Party conferences are strange beasts. They can be a mix of sales conference, rally, social event, training course, decision-making forum, networking opportunity and job interview. And there will always be several “conferences” going on at once. For a charity campaigner or trade union lobbyist, the conference will be very different to that experienced by an MP or an activist.
But while us outsiders only get a glimpse of everything that goes on, there are ways to read party conferences that offer insight about the party and its people. The Liberal Democrats are at a particularly interesting period in their history, so the party’s meeting in Brighton offers particularly interesting fodder.
Who is on the podium?
A key issue at conference – and particularly this year – is who speaks. The Liberal Democrats only have eight MPs but they can’t all have keynote speech slots. The choice of speaker is significant.

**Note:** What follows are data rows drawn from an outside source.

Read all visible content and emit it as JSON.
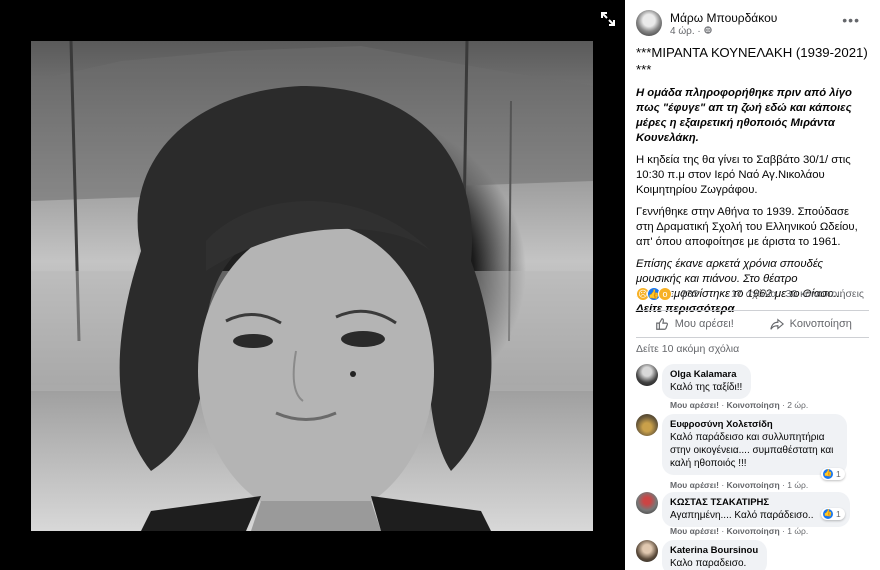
{
  "post": {
    "author": "Μάρω Μπουρδάκου",
    "time": "4 ώρ.",
    "more_label": "•••",
    "title": "***ΜΙΡΑΝΤΑ ΚΟΥΝΕΛΑΚΗ (1939-2021) ***",
    "p1": "Η ομάδα πληροφορήθηκε πριν από λίγο πως \"έφυγε\" απ τη ζωή εδώ και κάποιες μέρες η εξαιρετική ηθοποιός Μιράντα Κουνελάκη.",
    "p2": "Η κηδεία της θα γίνει το Σαββάτο 30/1/ στις 10:30 π.μ στον Ιερό Ναό Αγ.Νικολάου Κοιμητηρίου Ζωγράφου.",
    "p3": "Γεννήθηκε στην Αθήνα το 1939. Σπούδασε στη Δραματική Σχολή του Ελληνικού Ωδείου, απ' όπου αποφοίτησε με άριστα το 1961.",
    "p4": "Επίσης έκανε αρκετά χρόνια σπουδές μουσικής και πιάνου. Στο θέατρο πρωτοεμφανίστηκε το 1962 με το Θίασο...",
    "see_more": "Δείτε περισσότερα"
  },
  "stats": {
    "reactions": "233",
    "comments": "17 σχόλια",
    "shares": "30 κοινοποιήσεις"
  },
  "actions": {
    "like": "Μου αρέσει!",
    "share": "Κοινοποίηση"
  },
  "view_more_comments": "Δείτε 10 ακόμη σχόλια",
  "comments": [
    {
      "name": "Olga Kalamara",
      "text": "Καλό της ταξίδι!!",
      "like": "Μου αρέσει!",
      "reply": "Κοινοποίηση",
      "time": "2 ώρ.",
      "reactions": ""
    },
    {
      "name": "Ευφροσύνη Χολετσίδη",
      "text": "Καλό παράδεισο και συλλυπητήρια στην οικογένεια.... συμπαθέστατη και καλή ηθοποιός !!!",
      "like": "Μου αρέσει!",
      "reply": "Κοινοποίηση",
      "time": "1 ώρ.",
      "reactions": "1"
    },
    {
      "name": "ΚΩΣΤΑΣ ΤΣΑΚΑΤΙΡΗΣ",
      "text": "Αγαπημένη.... Καλό παράδεισο..",
      "like": "Μου αρέσει!",
      "reply": "Κοινοποίηση",
      "time": "1 ώρ.",
      "reactions": "1"
    },
    {
      "name": "Katerina Boursinou",
      "text": "Καλο παραδεισο.",
      "like": "",
      "reply": "",
      "time": "",
      "reactions": ""
    }
  ],
  "colors": {
    "link_blue": "#1877f2",
    "muted": "#65676b",
    "bubble": "#f0f2f5"
  }
}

This year, apart from the obvious Leader’s speech by Tim Farron, keynote MP slots have been given to Norman Lamb (Farron’s challenger for the leadership) and Alistair Carmichael (MP for Orkney and Shetland and home affairs spokesperson).

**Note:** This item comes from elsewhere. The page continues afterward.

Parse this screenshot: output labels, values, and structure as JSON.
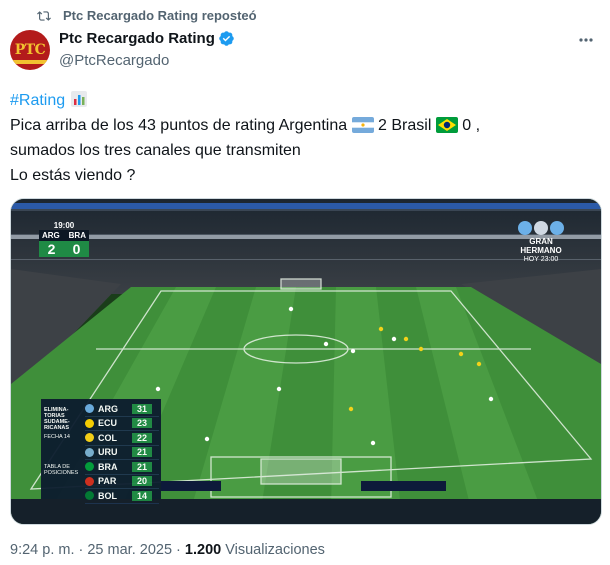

The choice of Lamb, given he is health spokesperson, is not surprising. Health always yields plenty of topical material. Carmichael, however, is a less obvious choice. His inclusion could of course point to the party’s ongoing desire to stress the sort of civil liberty issues covered in his portfolio. Or it could suggest the need to provide him with a positive platform following a recent scandal in his constituency, during which he did not exactly cover himself in glory.
What’s on the agenda?
In politics, timing is key. At conference this means how much time is given to a topic and at what point. Scheduling matters. Has a topic been given a prime slot – such as mid morning or in the run up to one of the leader’s appearances? How much time is being given over to discussing the topic? That gives us an indication of how important the issue is to the party.
The selection of topics up for debate on the conference floor also tells us a lot about what is important to the wider party and about what it wants to promote. When an election looms, party leaders see it as more important to be seen making soundbite-laden speeches. With limited time, that can mean less time for votes put forward by the members. But since the next election is probably years off, there is plenty of time this year for voting on the nitty gritty of policy.
High on the agenda is Europe – an issue which has been given a prime-slot motion. The party has deliberately scheduled an opportunity for this highly pro-European group of people to discuss the fallout from the referendum and, more importantly, what comes next.
One of the problems faced by the Lib Dems in the past has been a certain fuzziness. Polls often showed voters were not clear about where they stood on certain matters. However, Europe provides a massive opportunity for the party. Brexit may well mean Brexit for the majority of voters but there is a clear advantage when it comes to the remainder for whichever party keeps the pro-European flame alive.
Both in post-referendum comments and in those closer to the conference, party leader Farron has managed clearer statements and more defined positioning than Labour. Now, a large chunk of the Monday morning session at conference has been allocated to Brexit discussion.
Less prominent this time, but important none the less, is a session on Trident and nuclear weapons. There will be no vote on this. Members are taking part in a “consultative session” in the run up to an actual vote in the spring.
These consultations are part of a rather lengthy policy development process which the party uses on some topics. And while this will get less attention than conference floor proceedings, it is important. Lib Dem policy is currently not unilateral nuclear disarmament but there is a strong seam of unilateralism running through parts of the party.
What does success look like?
Given how much political media coverage is based on speculation and preview, there is a real risk that coverage of the Brighton event will be drowned out by guesses about Labour’s annual conference later in the month. So one measure of success for the Lib Dems will be a decent level of positive coverage.
Externally the party will want the event to deliver profile and positioning. Internally it will want to bind members in more strongly to the shared efforts of the next few years. It will be interesting to see, next time there is a TV interview on Europe, whether broadcasters are more likely to pick up the phone and call Farron. If they do, then this year’s Brighton conference will have achieved at least one of its goals.